Establish a patient-centric mission and vision specific to the practice. The mission, of course, should be focused on meeting patients’ needs through collaboration between specialties, roles, and locations. Regularly review and communicate the mission and vision among team members within the practice.

Ensure that practice staff see the continuing benefits of their care coordination activities. Care coordination can be a long-term process. Recognizing and celebrating short-term “wins” can be important for reinforcing the need to engage in longer-term efforts. Patients will also benefit from seeing the intermediate successes of the care coordination efforts among the clinical and non-clinical staff.

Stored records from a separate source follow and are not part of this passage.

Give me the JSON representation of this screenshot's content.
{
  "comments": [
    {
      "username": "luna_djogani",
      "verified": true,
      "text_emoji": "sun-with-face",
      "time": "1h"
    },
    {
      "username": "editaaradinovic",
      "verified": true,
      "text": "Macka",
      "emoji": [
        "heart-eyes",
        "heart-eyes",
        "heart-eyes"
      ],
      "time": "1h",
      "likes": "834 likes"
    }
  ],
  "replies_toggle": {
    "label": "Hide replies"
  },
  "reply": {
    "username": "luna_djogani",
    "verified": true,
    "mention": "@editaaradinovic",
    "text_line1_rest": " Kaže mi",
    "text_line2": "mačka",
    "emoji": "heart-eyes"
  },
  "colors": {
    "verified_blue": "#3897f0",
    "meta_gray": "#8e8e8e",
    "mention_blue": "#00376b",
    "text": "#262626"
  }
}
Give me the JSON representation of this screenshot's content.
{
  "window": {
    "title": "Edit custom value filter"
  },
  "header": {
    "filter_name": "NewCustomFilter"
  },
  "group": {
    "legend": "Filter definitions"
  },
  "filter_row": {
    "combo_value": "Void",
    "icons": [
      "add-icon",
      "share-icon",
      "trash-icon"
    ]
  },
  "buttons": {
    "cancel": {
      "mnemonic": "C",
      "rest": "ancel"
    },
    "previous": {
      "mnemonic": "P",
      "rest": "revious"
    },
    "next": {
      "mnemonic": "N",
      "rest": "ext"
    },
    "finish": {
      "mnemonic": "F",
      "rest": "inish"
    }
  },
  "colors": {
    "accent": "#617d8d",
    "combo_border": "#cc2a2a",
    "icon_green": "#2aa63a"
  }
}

Leverage existing assets to address future needs. Use existing data related to care coordination to create dashboards and reporting processes. This approach will help team members measure quality, productivity, and care outcomes.

Engage all stakeholders in care coordination conversations. Clinical staff are critical to the practice’s care coordination efforts but it’s also important to involve everyone in the process, including the patient, and to keep all stakeholders informed.

Review workflows for inefficiencies. Workflows that are not seamless or efficient can become barriers to effective care coordination. It is also important to standardize clinical documentation so there are fewer opportunities for miscommunication.

Understand the practice technology’s ability to assist with care coordination activities. Assess technology capabilities to understand whether it is appropriate for sharing information, tracking patient data, and enabling input and review by all providers caring for the patient.